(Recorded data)
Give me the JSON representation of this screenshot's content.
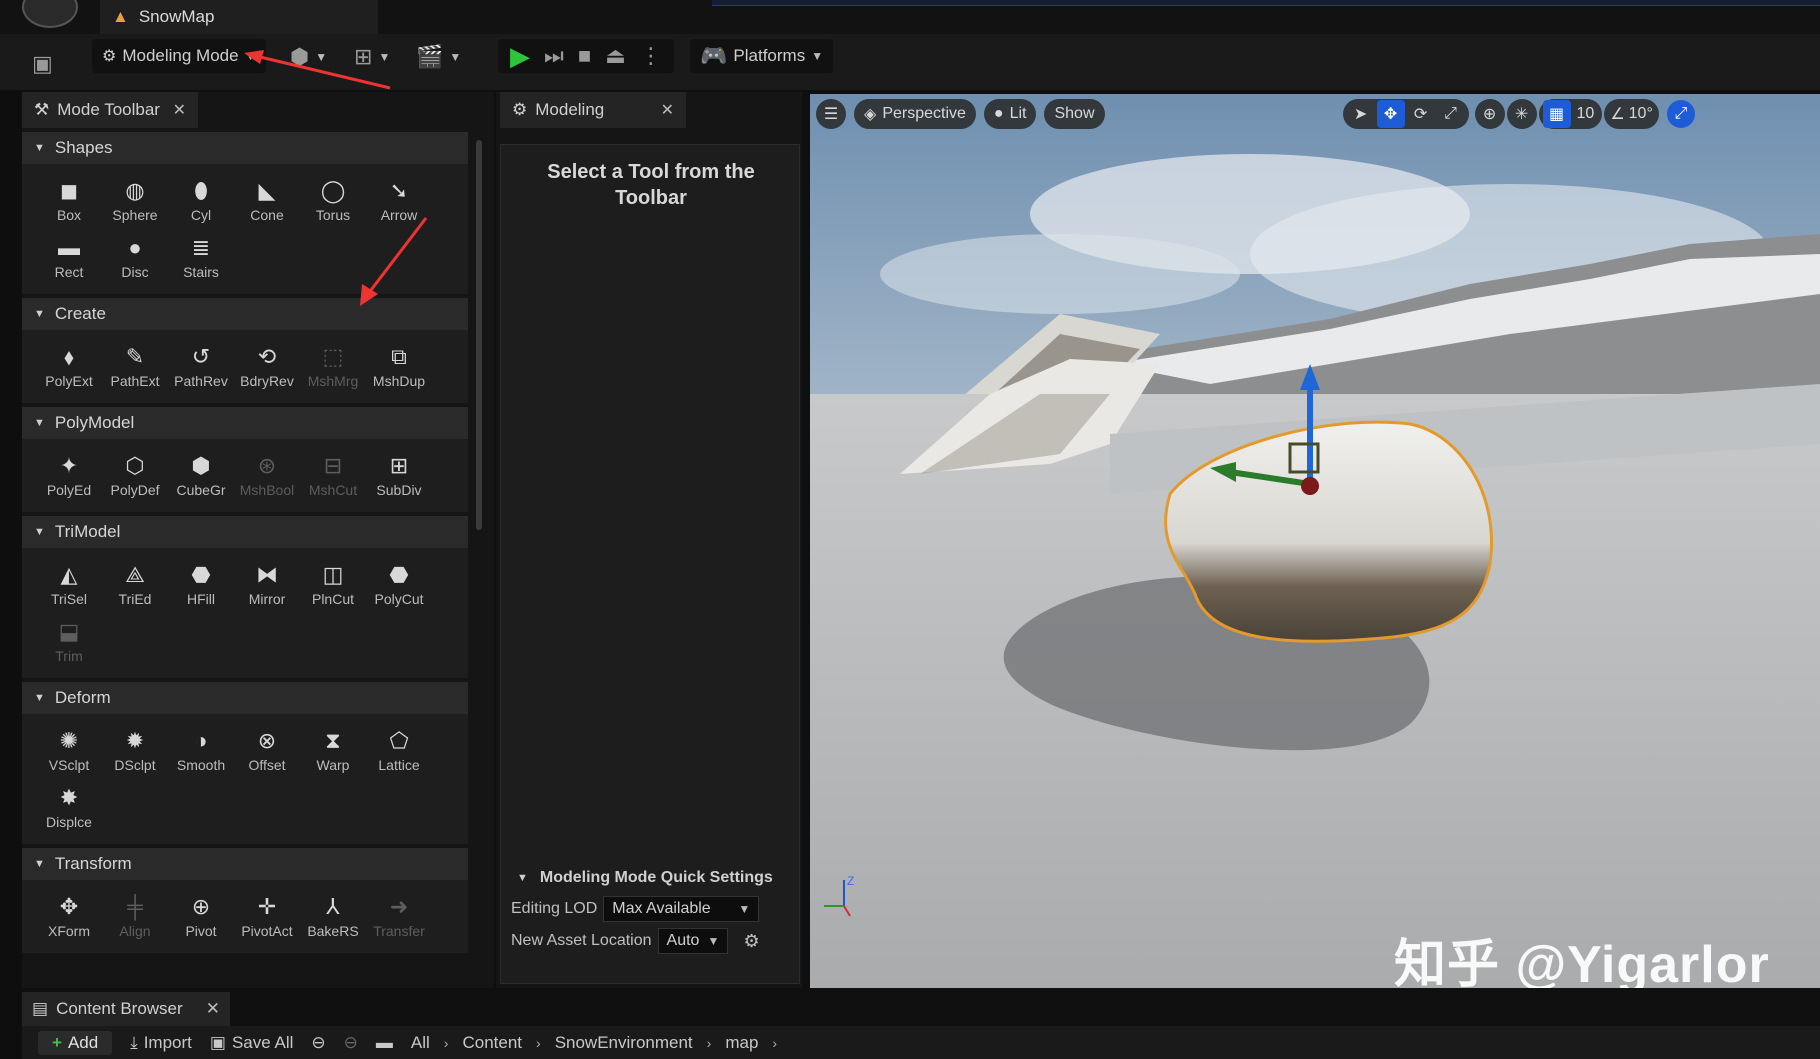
{
  "titlebar": {
    "doc_tab": "SnowMap"
  },
  "toolbar": {
    "mode_label": "Modeling Mode",
    "platforms_label": "Platforms"
  },
  "mode_toolbar_tab": {
    "label": "Mode Toolbar"
  },
  "modeling_tab": {
    "label": "Modeling"
  },
  "sections": [
    {
      "title": "Shapes",
      "tools": [
        {
          "label": "Box",
          "icon": "box-icon",
          "disabled": false
        },
        {
          "label": "Sphere",
          "icon": "sphere-icon",
          "disabled": false
        },
        {
          "label": "Cyl",
          "icon": "cylinder-icon",
          "disabled": false
        },
        {
          "label": "Cone",
          "icon": "cone-icon",
          "disabled": false
        },
        {
          "label": "Torus",
          "icon": "torus-icon",
          "disabled": false
        },
        {
          "label": "Arrow",
          "icon": "arrow-icon",
          "disabled": false
        },
        {
          "label": "Rect",
          "icon": "rect-icon",
          "disabled": false
        },
        {
          "label": "Disc",
          "icon": "disc-icon",
          "disabled": false
        },
        {
          "label": "Stairs",
          "icon": "stairs-icon",
          "disabled": false
        }
      ]
    },
    {
      "title": "Create",
      "tools": [
        {
          "label": "PolyExt",
          "icon": "polyext-icon",
          "disabled": false
        },
        {
          "label": "PathExt",
          "icon": "pathext-icon",
          "disabled": false
        },
        {
          "label": "PathRev",
          "icon": "pathrev-icon",
          "disabled": false
        },
        {
          "label": "BdryRev",
          "icon": "bdryrev-icon",
          "disabled": false
        },
        {
          "label": "MshMrg",
          "icon": "mshmrg-icon",
          "disabled": true
        },
        {
          "label": "MshDup",
          "icon": "mshdup-icon",
          "disabled": false
        }
      ]
    },
    {
      "title": "PolyModel",
      "tools": [
        {
          "label": "PolyEd",
          "icon": "polyed-icon",
          "disabled": false
        },
        {
          "label": "PolyDef",
          "icon": "polydef-icon",
          "disabled": false
        },
        {
          "label": "CubeGr",
          "icon": "cubegr-icon",
          "disabled": false
        },
        {
          "label": "MshBool",
          "icon": "mshbool-icon",
          "disabled": true
        },
        {
          "label": "MshCut",
          "icon": "mshcut-icon",
          "disabled": true
        },
        {
          "label": "SubDiv",
          "icon": "subdiv-icon",
          "disabled": false
        }
      ]
    },
    {
      "title": "TriModel",
      "tools": [
        {
          "label": "TriSel",
          "icon": "trisel-icon",
          "disabled": false
        },
        {
          "label": "TriEd",
          "icon": "tried-icon",
          "disabled": false
        },
        {
          "label": "HFill",
          "icon": "hfill-icon",
          "disabled": false
        },
        {
          "label": "Mirror",
          "icon": "mirror-icon",
          "disabled": false
        },
        {
          "label": "PlnCut",
          "icon": "plncut-icon",
          "disabled": false
        },
        {
          "label": "PolyCut",
          "icon": "polycut-icon",
          "disabled": false
        },
        {
          "label": "Trim",
          "icon": "trim-icon",
          "disabled": true
        }
      ]
    },
    {
      "title": "Deform",
      "tools": [
        {
          "label": "VSclpt",
          "icon": "vsclpt-icon",
          "disabled": false
        },
        {
          "label": "DSclpt",
          "icon": "dsclpt-icon",
          "disabled": false
        },
        {
          "label": "Smooth",
          "icon": "smooth-icon",
          "disabled": false
        },
        {
          "label": "Offset",
          "icon": "offset-icon",
          "disabled": false
        },
        {
          "label": "Warp",
          "icon": "warp-icon",
          "disabled": false
        },
        {
          "label": "Lattice",
          "icon": "lattice-icon",
          "disabled": false
        },
        {
          "label": "Displce",
          "icon": "displace-icon",
          "disabled": false
        }
      ]
    },
    {
      "title": "Transform",
      "tools": [
        {
          "label": "XForm",
          "icon": "xform-icon",
          "disabled": false
        },
        {
          "label": "Align",
          "icon": "align-icon",
          "disabled": true
        },
        {
          "label": "Pivot",
          "icon": "pivot-icon",
          "disabled": false
        },
        {
          "label": "PivotAct",
          "icon": "pivotact-icon",
          "disabled": false
        },
        {
          "label": "BakeRS",
          "icon": "bakers-icon",
          "disabled": false
        },
        {
          "label": "Transfer",
          "icon": "transfer-icon",
          "disabled": true
        }
      ]
    }
  ],
  "modeling_panel": {
    "select_message": "Select a Tool from the Toolbar",
    "quick_settings_title": "Modeling Mode Quick Settings",
    "editing_lod_label": "Editing LOD",
    "editing_lod_value": "Max Available",
    "new_asset_location_label": "New Asset Location",
    "new_asset_location_value": "Auto"
  },
  "viewport": {
    "perspective": "Perspective",
    "lit": "Lit",
    "show": "Show",
    "grid_snap": "10",
    "rot_snap": "10°",
    "axis_z": "Z",
    "watermark": "知乎 @Yigarlor"
  },
  "content_browser": {
    "tab_label": "Content Browser",
    "add": "Add",
    "import": "Import",
    "save_all": "Save All",
    "breadcrumbs": [
      "All",
      "Content",
      "SnowEnvironment",
      "map"
    ]
  }
}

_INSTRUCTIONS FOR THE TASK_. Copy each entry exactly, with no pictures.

_RESPONSE TO THIS TASK_.
Give me the JSON representation of this screenshot's content.
{
  "titlebar": {
    "doc_tab": "SnowMap"
  },
  "toolbar": {
    "mode_label": "Modeling Mode",
    "platforms_label": "Platforms"
  },
  "mode_toolbar_tab": {
    "label": "Mode Toolbar"
  },
  "modeling_tab": {
    "label": "Modeling"
  },
  "sections": [
    {
      "title": "Shapes",
      "tools": [
        {
          "label": "Box",
          "icon": "box-icon",
          "disabled": false
        },
        {
          "label": "Sphere",
          "icon": "sphere-icon",
          "disabled": false
        },
        {
          "label": "Cyl",
          "icon": "cylinder-icon",
          "disabled": false
        },
        {
          "label": "Cone",
          "icon": "cone-icon",
          "disabled": false
        },
        {
          "label": "Torus",
          "icon": "torus-icon",
          "disabled": false
        },
        {
          "label": "Arrow",
          "icon": "arrow-icon",
          "disabled": false
        },
        {
          "label": "Rect",
          "icon": "rect-icon",
          "disabled": false
        },
        {
          "label": "Disc",
          "icon": "disc-icon",
          "disabled": false
        },
        {
          "label": "Stairs",
          "icon": "stairs-icon",
          "disabled": false
        }
      ]
    },
    {
      "title": "Create",
      "tools": [
        {
          "label": "PolyExt",
          "icon": "polyext-icon",
          "disabled": false
        },
        {
          "label": "PathExt",
          "icon": "pathext-icon",
          "disabled": false
        },
        {
          "label": "PathRev",
          "icon": "pathrev-icon",
          "disabled": false
        },
        {
          "label": "BdryRev",
          "icon": "bdryrev-icon",
          "disabled": false
        },
        {
          "label": "MshMrg",
          "icon": "mshmrg-icon",
          "disabled": true
        },
        {
          "label": "MshDup",
          "icon": "mshdup-icon",
          "disabled": false
        }
      ]
    },
    {
      "title": "PolyModel",
      "tools": [
        {
          "label": "PolyEd",
          "icon": "polyed-icon",
          "disabled": false
        },
        {
          "label": "PolyDef",
          "icon": "polydef-icon",
          "disabled": false
        },
        {
          "label": "CubeGr",
          "icon": "cubegr-icon",
          "disabled": false
        },
        {
          "label": "MshBool",
          "icon": "mshbool-icon",
          "disabled": true
        },
        {
          "label": "MshCut",
          "icon": "mshcut-icon",
          "disabled": true
        },
        {
          "label": "SubDiv",
          "icon": "subdiv-icon",
          "disabled": false
        }
      ]
    },
    {
      "title": "TriModel",
      "tools": [
        {
          "label": "TriSel",
          "icon": "trisel-icon",
          "disabled": false
        },
        {
          "label": "TriEd",
          "icon": "tried-icon",
          "disabled": false
        },
        {
          "label": "HFill",
          "icon": "hfill-icon",
          "disabled": false
        },
        {
          "label": "Mirror",
          "icon": "mirror-icon",
          "disabled": false
        },
        {
          "label": "PlnCut",
          "icon": "plncut-icon",
          "disabled": false
        },
        {
          "label": "PolyCut",
          "icon": "polycut-icon",
          "disabled": false
        },
        {
          "label": "Trim",
          "icon": "trim-icon",
          "disabled": true
        }
      ]
    },
    {
      "title": "Deform",
      "tools": [
        {
          "label": "VSclpt",
          "icon": "vsclpt-icon",
          "disabled": false
        },
        {
          "label": "DSclpt",
          "icon": "dsclpt-icon",
          "disabled": false
        },
        {
          "label": "Smooth",
          "icon": "smooth-icon",
          "disabled": false
        },
        {
          "label": "Offset",
          "icon": "offset-icon",
          "disabled": false
        },
        {
          "label": "Warp",
          "icon": "warp-icon",
          "disabled": false
        },
        {
          "label": "Lattice",
          "icon": "lattice-icon",
          "disabled": false
        },
        {
          "label": "Displce",
          "icon": "displace-icon",
          "disabled": false
        }
      ]
    },
    {
      "title": "Transform",
      "tools": [
        {
          "label": "XForm",
          "icon": "xform-icon",
          "disabled": false
        },
        {
          "label": "Align",
          "icon": "align-icon",
          "disabled": true
        },
        {
          "label": "Pivot",
          "icon": "pivot-icon",
          "disabled": false
        },
        {
          "label": "PivotAct",
          "icon": "pivotact-icon",
          "disabled": false
        },
        {
          "label": "BakeRS",
          "icon": "bakers-icon",
          "disabled": false
        },
        {
          "label": "Transfer",
          "icon": "transfer-icon",
          "disabled": true
        }
      ]
    }
  ],
  "modeling_panel": {
    "select_message": "Select a Tool from the Toolbar",
    "quick_settings_title": "Modeling Mode Quick Settings",
    "editing_lod_label": "Editing LOD",
    "editing_lod_value": "Max Available",
    "new_asset_location_label": "New Asset Location",
    "new_asset_location_value": "Auto"
  },
  "viewport": {
    "perspective": "Perspective",
    "lit": "Lit",
    "show": "Show",
    "grid_snap": "10",
    "rot_snap": "10°",
    "axis_z": "Z",
    "watermark": "知乎 @Yigarlor"
  },
  "content_browser": {
    "tab_label": "Content Browser",
    "add": "Add",
    "import": "Import",
    "save_all": "Save All",
    "breadcrumbs": [
      "All",
      "Content",
      "SnowEnvironment",
      "map"
    ]
  }
}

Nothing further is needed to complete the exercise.